You may not think much about your home’s energy efficiency, but doing so can have significant benefits for your wallet and the environment. At the same time, making your home more energy efficient can be an expensive and confusing process. Our goal is to make home energy upgrades easier for residents living in the Central and North Coast of British Columbia. We’re working with local and regional governments to find the most effective ways to improve energy efficiency in homes and reduce energy consumption and costs, pinpointing the major stumbling blocks and proposing actions to address these hurdles.
Ecotrust Canada has been collaborating on a study with the City of Prince Rupert as part of our work to equip communities with data and recommendations to support energy-efficient home renovations. The study includes a home archetype analysis, where we analyzed the energy consumption of different types of homes in the area and identified the most effective ways to save energy and costs in each one. We found that electric air source heat pumps are the upgrade option with the highest potential for energy and cost savings in many Prince Rupert homes. The upgrades will be paid off by cost savings between two to nine years, reducing energy expenses by over $1,000-$2,000+ per year (along with impressive potential emissions reductions) for those switching from gas. Insulation tends to be a cost-effective investment as well, and window upgrades may be worthwhile in some scenarios.
As an example of an average Prince Rupert home, the table below shows the estimated costs and savings from an upgrade to an air-source heat pump, attic and foundation wall insulation, and air sealing. Of course, actual results differ by home and depend on a variety of factors.
The study also involved gathering input from many members of the community, including a household survey, in-person interviews with over 20 representatives from different groups and organizations, and speaking directly with community members at Seafest to gather input, to ensure a variety of perspectives were considered.
We heard that energy and upgrade costs are a significant concern for many residents, with over half of survey respondents finding their costs unaffordable. Engagement also revealed several barriers to energy efficiency improvements, including many people not having heard of some or any of the available rebate programs and upgrade options, the high up-front cost of upgrades, difficulties finding reliable contractors, and navigating the complexity of the upgrade process.
Multiple residents recounted challenges getting the home energy evaluation required to access federal rebates (or not knowing this needed to be done before and after the upgrade), but the good news is there is now an Energy Advisor based in Prince Rupert. Many were not aware of provincial supports, including the $9,000 northern top-up offer, which applies in Prince Rupert for upgrading from gas to an electric heat pump, or the Income-Qualified Program available for lower-income households.

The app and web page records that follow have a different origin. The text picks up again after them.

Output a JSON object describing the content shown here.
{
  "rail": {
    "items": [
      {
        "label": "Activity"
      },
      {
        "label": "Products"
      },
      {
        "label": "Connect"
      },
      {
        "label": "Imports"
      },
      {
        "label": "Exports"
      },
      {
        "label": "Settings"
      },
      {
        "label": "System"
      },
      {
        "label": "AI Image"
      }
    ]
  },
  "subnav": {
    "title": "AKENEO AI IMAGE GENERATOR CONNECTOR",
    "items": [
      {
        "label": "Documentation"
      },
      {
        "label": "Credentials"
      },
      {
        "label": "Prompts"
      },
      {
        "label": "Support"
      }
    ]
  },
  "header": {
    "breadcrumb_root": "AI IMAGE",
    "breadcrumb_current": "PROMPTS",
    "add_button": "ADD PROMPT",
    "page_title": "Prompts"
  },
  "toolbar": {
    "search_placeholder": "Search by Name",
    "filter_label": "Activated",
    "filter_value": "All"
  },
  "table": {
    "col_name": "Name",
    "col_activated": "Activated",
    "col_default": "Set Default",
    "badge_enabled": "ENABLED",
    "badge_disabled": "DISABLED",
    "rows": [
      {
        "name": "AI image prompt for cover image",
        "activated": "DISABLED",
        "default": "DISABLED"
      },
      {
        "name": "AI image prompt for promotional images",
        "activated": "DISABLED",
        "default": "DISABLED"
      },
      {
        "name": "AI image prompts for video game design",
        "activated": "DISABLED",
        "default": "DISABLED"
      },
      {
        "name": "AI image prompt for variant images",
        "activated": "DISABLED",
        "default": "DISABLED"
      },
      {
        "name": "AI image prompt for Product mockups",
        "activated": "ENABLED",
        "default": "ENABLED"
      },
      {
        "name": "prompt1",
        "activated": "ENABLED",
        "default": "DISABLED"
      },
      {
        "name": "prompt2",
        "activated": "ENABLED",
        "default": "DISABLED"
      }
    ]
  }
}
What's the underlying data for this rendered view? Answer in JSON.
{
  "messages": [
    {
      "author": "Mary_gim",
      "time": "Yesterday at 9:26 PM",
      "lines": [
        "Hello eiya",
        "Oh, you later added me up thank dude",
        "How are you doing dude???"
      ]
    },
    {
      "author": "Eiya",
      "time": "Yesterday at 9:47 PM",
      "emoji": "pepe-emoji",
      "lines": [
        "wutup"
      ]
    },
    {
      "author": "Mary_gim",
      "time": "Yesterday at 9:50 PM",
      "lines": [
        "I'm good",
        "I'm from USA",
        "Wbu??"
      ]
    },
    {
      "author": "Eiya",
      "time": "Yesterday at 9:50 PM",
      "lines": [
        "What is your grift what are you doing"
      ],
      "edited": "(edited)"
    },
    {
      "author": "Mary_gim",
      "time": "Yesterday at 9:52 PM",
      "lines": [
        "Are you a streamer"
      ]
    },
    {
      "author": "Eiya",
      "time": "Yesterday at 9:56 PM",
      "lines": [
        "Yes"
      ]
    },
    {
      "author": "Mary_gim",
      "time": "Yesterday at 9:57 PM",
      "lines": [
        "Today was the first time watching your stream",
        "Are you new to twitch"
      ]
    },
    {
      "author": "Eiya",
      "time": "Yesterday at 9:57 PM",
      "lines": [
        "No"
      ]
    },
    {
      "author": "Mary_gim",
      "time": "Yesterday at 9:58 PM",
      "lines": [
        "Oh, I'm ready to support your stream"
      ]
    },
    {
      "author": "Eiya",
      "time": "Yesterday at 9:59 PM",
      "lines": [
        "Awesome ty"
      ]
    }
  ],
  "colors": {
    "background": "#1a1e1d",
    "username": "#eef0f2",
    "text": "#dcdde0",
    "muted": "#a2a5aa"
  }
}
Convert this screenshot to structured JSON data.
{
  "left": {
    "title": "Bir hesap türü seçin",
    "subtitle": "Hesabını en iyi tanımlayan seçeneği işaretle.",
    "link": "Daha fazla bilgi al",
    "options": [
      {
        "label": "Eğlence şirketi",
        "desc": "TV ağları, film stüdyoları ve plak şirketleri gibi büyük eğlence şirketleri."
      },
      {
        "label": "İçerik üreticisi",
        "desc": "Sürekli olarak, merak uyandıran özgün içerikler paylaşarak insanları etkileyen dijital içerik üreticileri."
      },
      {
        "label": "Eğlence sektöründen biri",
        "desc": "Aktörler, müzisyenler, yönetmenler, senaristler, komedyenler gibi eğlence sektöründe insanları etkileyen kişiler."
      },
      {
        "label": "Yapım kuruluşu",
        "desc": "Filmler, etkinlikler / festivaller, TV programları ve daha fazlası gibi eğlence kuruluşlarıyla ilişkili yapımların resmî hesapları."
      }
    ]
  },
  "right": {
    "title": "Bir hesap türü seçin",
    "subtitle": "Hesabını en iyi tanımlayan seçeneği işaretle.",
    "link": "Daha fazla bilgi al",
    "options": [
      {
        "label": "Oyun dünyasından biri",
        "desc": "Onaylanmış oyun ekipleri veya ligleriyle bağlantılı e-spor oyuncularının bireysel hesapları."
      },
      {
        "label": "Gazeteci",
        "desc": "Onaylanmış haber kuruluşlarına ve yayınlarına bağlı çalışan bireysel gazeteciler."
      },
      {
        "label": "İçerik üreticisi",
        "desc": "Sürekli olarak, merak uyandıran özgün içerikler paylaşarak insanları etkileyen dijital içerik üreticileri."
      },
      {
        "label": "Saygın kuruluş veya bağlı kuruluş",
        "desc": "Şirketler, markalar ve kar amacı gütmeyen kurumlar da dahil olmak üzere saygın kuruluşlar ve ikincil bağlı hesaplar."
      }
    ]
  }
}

Based on our findings, initiatives to improve home energy efficiency in Prince Rupert could include providing education and outreach to residents on the benefits of energy efficiency and the available incentives and programs, offering individual guidance to households, and collaborating with businesses in the industry on training. The potential impacts in terms of monetary and energy savings, as well as benefits to health, housing, and the local economy, are impressive. The study, which will be published online in late September, provides information and strategic recommendations that create a foundation for practical on-the-ground work that can help reduce energy consumption and carbon emissions in Prince Rupert.
 Technical upgrade details for the table: 78% efficient gas furnace or electric baseboard to ASHP, HSPF 10 SEER 20. Attic R28 to R50. Foundation wall R0 to R20. Air sealing 4.01 to 3.61 ACH50.
Published July 26, 2023